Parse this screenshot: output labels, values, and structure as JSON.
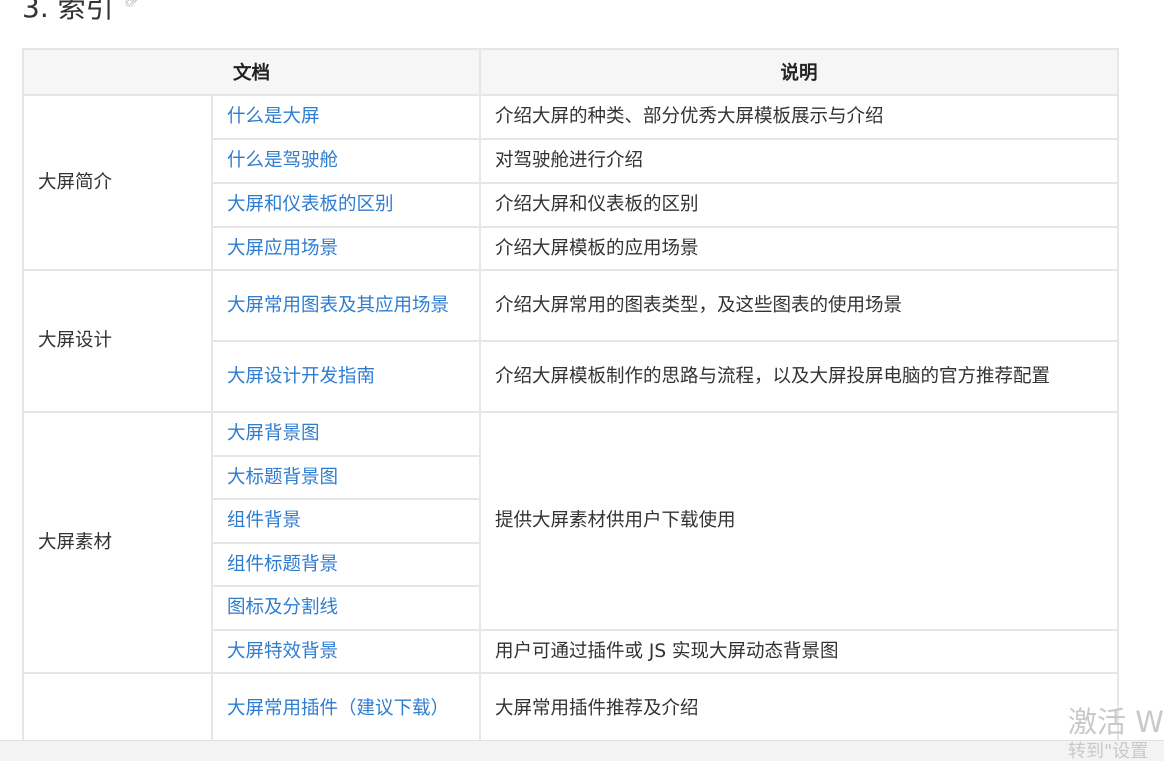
{
  "heading": {
    "text": "3. 索引"
  },
  "table": {
    "col_doc": "文档",
    "col_desc": "说明",
    "rows": [
      {
        "category": "大屏简介",
        "link": "什么是大屏",
        "desc": "介绍大屏的种类、部分优秀大屏模板展示与介绍"
      },
      {
        "link": "什么是驾驶舱",
        "desc": "对驾驶舱进行介绍"
      },
      {
        "link": "大屏和仪表板的区别",
        "desc": "介绍大屏和仪表板的区别"
      },
      {
        "link": "大屏应用场景",
        "desc": "介绍大屏模板的应用场景"
      },
      {
        "category": "大屏设计",
        "link": "大屏常用图表及其应用场景",
        "desc": "介绍大屏常用的图表类型，及这些图表的使用场景"
      },
      {
        "link": "大屏设计开发指南",
        "desc": "介绍大屏模板制作的思路与流程，以及大屏投屏电脑的官方推荐配置"
      },
      {
        "category": "大屏素材",
        "link": "大屏背景图",
        "desc": "提供大屏素材供用户下载使用"
      },
      {
        "link": "大标题背景图"
      },
      {
        "link": "组件背景"
      },
      {
        "link": "组件标题背景"
      },
      {
        "link": "图标及分割线"
      },
      {
        "link": "大屏特效背景",
        "desc": "用户可通过插件或 JS 实现大屏动态背景图"
      },
      {
        "link": "大屏常用插件（建议下载）",
        "desc": "大屏常用插件推荐及介绍"
      }
    ]
  },
  "watermark": {
    "line1": "激活 W",
    "line2": "转到\"设置"
  }
}
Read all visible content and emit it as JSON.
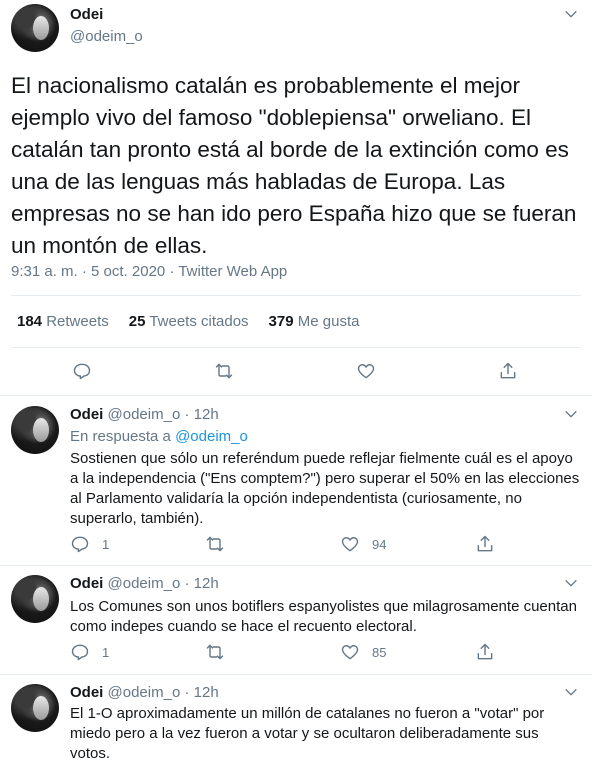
{
  "main_tweet": {
    "name": "Odei",
    "handle": "@odeim_o",
    "text": "El nacionalismo catalán es probablemente el mejor ejemplo vivo del famoso \"doblepiensa\" orweliano. El catalán tan pronto está al borde de la extinción como es una de las lenguas más habladas de Europa. Las empresas no se han ido pero España hizo que se fueran un montón de ellas.",
    "meta": "9:31 a. m. · 5 oct. 2020 · Twitter Web App",
    "stats": {
      "retweets_count": "184",
      "retweets_label": "Retweets",
      "quotes_count": "25",
      "quotes_label": "Tweets citados",
      "likes_count": "379",
      "likes_label": "Me gusta"
    }
  },
  "replies": [
    {
      "name": "Odei",
      "handle": "@odeim_o",
      "dot": "·",
      "time": "12h",
      "reply_to_prefix": "En respuesta a",
      "reply_to_mention": "@odeim_o",
      "text": "Sostienen que sólo un referéndum puede reflejar fielmente cuál es el apoyo a la independencia (\"Ens comptem?\") pero superar el 50% en las elecciones al Parlamento validaría la opción independentista (curiosamente, no superarlo, también).",
      "reply_count": "1",
      "retweet_count": "",
      "like_count": "94"
    },
    {
      "name": "Odei",
      "handle": "@odeim_o",
      "dot": "·",
      "time": "12h",
      "text": "Los Comunes son unos botiflers espanyolistes que milagrosamente cuentan como indepes cuando se hace el recuento electoral.",
      "reply_count": "1",
      "retweet_count": "",
      "like_count": "85"
    },
    {
      "name": "Odei",
      "handle": "@odeim_o",
      "dot": "·",
      "time": "12h",
      "text": "El 1-O aproximadamente un millón de catalanes no fueron a \"votar\" por miedo pero a la vez fueron a votar y se ocultaron deliberadamente sus votos."
    }
  ],
  "icons": {
    "reply": "reply-icon",
    "retweet": "retweet-icon",
    "like": "heart-icon",
    "share": "share-icon",
    "caret": "chevron-down-icon"
  },
  "colors": {
    "text": "#14171a",
    "secondary": "#657786",
    "link": "#1b95e0",
    "divider": "#e6ecf0"
  }
}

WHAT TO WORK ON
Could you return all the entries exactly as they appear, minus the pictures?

TASK RESPONSE
Parse this screenshot: output labels, values, and structure as JSON.
{
  "heading": {
    "text": "3. 索引"
  },
  "table": {
    "col_doc": "文档",
    "col_desc": "说明",
    "rows": [
      {
        "category": "大屏简介",
        "link": "什么是大屏",
        "desc": "介绍大屏的种类、部分优秀大屏模板展示与介绍"
      },
      {
        "link": "什么是驾驶舱",
        "desc": "对驾驶舱进行介绍"
      },
      {
        "link": "大屏和仪表板的区别",
        "desc": "介绍大屏和仪表板的区别"
      },
      {
        "link": "大屏应用场景",
        "desc": "介绍大屏模板的应用场景"
      },
      {
        "category": "大屏设计",
        "link": "大屏常用图表及其应用场景",
        "desc": "介绍大屏常用的图表类型，及这些图表的使用场景"
      },
      {
        "link": "大屏设计开发指南",
        "desc": "介绍大屏模板制作的思路与流程，以及大屏投屏电脑的官方推荐配置"
      },
      {
        "category": "大屏素材",
        "link": "大屏背景图",
        "desc": "提供大屏素材供用户下载使用"
      },
      {
        "link": "大标题背景图"
      },
      {
        "link": "组件背景"
      },
      {
        "link": "组件标题背景"
      },
      {
        "link": "图标及分割线"
      },
      {
        "link": "大屏特效背景",
        "desc": "用户可通过插件或 JS 实现大屏动态背景图"
      },
      {
        "link": "大屏常用插件（建议下载）",
        "desc": "大屏常用插件推荐及介绍"
      }
    ]
  },
  "watermark": {
    "line1": "激活 W",
    "line2": "转到\"设置"
  }
}
Read all visible content and emit it as JSON.
{
  "main_tweet": {
    "name": "Odei",
    "handle": "@odeim_o",
    "text": "El nacionalismo catalán es probablemente el mejor ejemplo vivo del famoso \"doblepiensa\" orweliano. El catalán tan pronto está al borde de la extinción como es una de las lenguas más habladas de Europa. Las empresas no se han ido pero España hizo que se fueran un montón de ellas.",
    "meta": "9:31 a. m. · 5 oct. 2020 · Twitter Web App",
    "stats": {
      "retweets_count": "184",
      "retweets_label": "Retweets",
      "quotes_count": "25",
      "quotes_label": "Tweets citados",
      "likes_count": "379",
      "likes_label": "Me gusta"
    }
  },
  "replies": [
    {
      "name": "Odei",
      "handle": "@odeim_o",
      "dot": "·",
      "time": "12h",
      "reply_to_prefix": "En respuesta a",
      "reply_to_mention": "@odeim_o",
      "text": "Sostienen que sólo un referéndum puede reflejar fielmente cuál es el apoyo a la independencia (\"Ens comptem?\") pero superar el 50% en las elecciones al Parlamento validaría la opción independentista (curiosamente, no superarlo, también).",
      "reply_count": "1",
      "retweet_count": "",
      "like_count": "94"
    },
    {
      "name": "Odei",
      "handle": "@odeim_o",
      "dot": "·",
      "time": "12h",
      "text": "Los Comunes son unos botiflers espanyolistes que milagrosamente cuentan como indepes cuando se hace el recuento electoral.",
      "reply_count": "1",
      "retweet_count": "",
      "like_count": "85"
    },
    {
      "name": "Odei",
      "handle": "@odeim_o",
      "dot": "·",
      "time": "12h",
      "text": "El 1-O aproximadamente un millón de catalanes no fueron a \"votar\" por miedo pero a la vez fueron a votar y se ocultaron deliberadamente sus votos."
    }
  ],
  "icons": {
    "reply": "reply-icon",
    "retweet": "retweet-icon",
    "like": "heart-icon",
    "share": "share-icon",
    "caret": "chevron-down-icon"
  },
  "colors": {
    "text": "#14171a",
    "secondary": "#657786",
    "link": "#1b95e0",
    "divider": "#e6ecf0"
  }
}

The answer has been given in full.